Locals blamed the blast on an Israeli air strike but Israel denied responsibility, saying it was a misfire by a rocket launched by Hamas militants.

At roughly the same time, another blast shook the grounds of Gaza's main Shifa hospital, without causing any casualties. Israel, which has previously accused Hamas militants of hiding in the hospital, again blamed an errant missile.

Gaza's dominant Hamas Islamists had called for a pause to the hostilities ahead of yesterday's festival marking the end of the fasting month of Ramadan. But Israel resisted, having abandoned its own offer to extend a 12-hour truce from Saturday as Palestinian rockets kept flying.

Foreign pressure on Prime Minister Benjamin Netanyahu has mounted, with US President Barack Obama and the United Nations Security Council urging an immediate ceasefire that would allow relief to reach Gaza's 1.8 million Palestinians, followed by negotiations on a more durable cessation of hostilities.
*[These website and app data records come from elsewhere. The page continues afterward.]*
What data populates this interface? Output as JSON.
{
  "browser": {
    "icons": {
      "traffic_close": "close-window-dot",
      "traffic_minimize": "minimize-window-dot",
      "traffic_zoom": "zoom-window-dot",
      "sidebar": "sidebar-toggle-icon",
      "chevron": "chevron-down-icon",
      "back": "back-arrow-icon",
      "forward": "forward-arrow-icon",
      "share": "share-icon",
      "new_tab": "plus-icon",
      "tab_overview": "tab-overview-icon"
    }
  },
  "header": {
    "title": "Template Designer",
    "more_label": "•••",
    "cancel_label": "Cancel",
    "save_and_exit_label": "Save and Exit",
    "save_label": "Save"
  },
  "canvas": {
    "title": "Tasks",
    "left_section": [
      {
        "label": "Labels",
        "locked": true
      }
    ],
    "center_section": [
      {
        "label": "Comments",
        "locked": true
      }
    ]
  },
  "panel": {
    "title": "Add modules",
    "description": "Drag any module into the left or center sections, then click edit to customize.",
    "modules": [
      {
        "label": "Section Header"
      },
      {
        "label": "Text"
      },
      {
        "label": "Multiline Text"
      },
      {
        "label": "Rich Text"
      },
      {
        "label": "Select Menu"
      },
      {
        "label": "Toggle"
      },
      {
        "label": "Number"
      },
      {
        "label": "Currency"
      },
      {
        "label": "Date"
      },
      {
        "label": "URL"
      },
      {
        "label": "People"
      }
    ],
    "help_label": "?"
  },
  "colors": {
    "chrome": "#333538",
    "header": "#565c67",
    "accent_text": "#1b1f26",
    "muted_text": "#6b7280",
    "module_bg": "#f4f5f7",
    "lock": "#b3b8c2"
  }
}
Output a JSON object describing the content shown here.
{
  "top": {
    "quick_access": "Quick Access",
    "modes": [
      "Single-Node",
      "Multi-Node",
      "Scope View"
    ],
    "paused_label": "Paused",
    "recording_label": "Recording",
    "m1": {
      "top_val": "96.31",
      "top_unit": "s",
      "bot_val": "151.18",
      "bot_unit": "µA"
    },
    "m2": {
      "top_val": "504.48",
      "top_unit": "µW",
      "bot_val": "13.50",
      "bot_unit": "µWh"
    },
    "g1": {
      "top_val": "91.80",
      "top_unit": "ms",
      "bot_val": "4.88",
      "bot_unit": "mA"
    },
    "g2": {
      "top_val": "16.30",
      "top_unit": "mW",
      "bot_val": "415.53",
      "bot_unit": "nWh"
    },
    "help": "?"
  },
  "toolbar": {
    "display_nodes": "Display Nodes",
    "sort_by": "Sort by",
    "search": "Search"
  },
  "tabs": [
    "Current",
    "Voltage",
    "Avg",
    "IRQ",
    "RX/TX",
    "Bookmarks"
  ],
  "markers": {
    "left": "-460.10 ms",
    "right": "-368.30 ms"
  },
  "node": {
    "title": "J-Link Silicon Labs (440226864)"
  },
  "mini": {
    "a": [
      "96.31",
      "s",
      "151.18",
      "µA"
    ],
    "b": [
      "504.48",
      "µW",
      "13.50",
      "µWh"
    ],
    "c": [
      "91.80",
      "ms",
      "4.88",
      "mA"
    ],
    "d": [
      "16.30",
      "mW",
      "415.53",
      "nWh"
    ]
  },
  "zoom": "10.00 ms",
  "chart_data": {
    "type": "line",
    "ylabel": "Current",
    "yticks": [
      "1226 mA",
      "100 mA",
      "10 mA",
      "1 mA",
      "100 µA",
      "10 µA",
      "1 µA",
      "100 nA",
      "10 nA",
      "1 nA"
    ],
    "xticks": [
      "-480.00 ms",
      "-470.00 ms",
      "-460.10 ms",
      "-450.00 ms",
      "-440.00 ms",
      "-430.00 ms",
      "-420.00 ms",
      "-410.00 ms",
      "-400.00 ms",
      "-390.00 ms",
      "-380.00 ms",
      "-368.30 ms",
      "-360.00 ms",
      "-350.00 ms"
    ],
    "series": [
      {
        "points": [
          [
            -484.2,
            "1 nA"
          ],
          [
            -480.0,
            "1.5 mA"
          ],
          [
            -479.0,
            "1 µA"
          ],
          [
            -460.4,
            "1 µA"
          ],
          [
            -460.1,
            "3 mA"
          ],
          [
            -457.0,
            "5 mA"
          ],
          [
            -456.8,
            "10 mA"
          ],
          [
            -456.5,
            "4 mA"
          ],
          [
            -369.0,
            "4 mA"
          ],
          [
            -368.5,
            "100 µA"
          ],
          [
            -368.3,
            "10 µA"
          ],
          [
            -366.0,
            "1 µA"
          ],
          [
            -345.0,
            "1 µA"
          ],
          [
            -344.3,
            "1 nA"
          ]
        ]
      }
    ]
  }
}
Speaking to UN Secretary-General Ban ki-Moon yesterday, Mr Netanyahu accused the Security Council of siding with Hamas.

The Israeli premier said: "The [UN] statement relates to the needs of a murderous terrorist group that attacks Israeli civilians, and has no answer for Israel's security needs - among them a demilitarisation of the Gaza Strip.

"Israel accepted three UN proposals for humanitarian truces and Hamas violated them all."

In New York, Mr Ban deplored what he described as a lack of resolve among all parties in the conflict.

He said: "It's a matter of their political will. They have to show their humanity as leaders, both Israeli and Palestinian. Why are these leaders making their people be killed by others? It's not responsible, [it's] morally wrong."

Israeli officials were more reticent about Sunday's phone conversation between Mr Obama and Mr Netanyahu in which the American president appeared to link any Gaza demilitarisation to a peace accord with the Palestinians that is nowhere on the horizon.

Strategic Affairs Minister Yuval Steinitz declined to say if the Israeli Government might defy its US ally by refusing another formal truce on such terms.

The Israelis signalled preference for a mutual halt to fighting rather than an agreement that would preserve Hamas's arsenals and shore up its status by improving Gaza's crippled economy.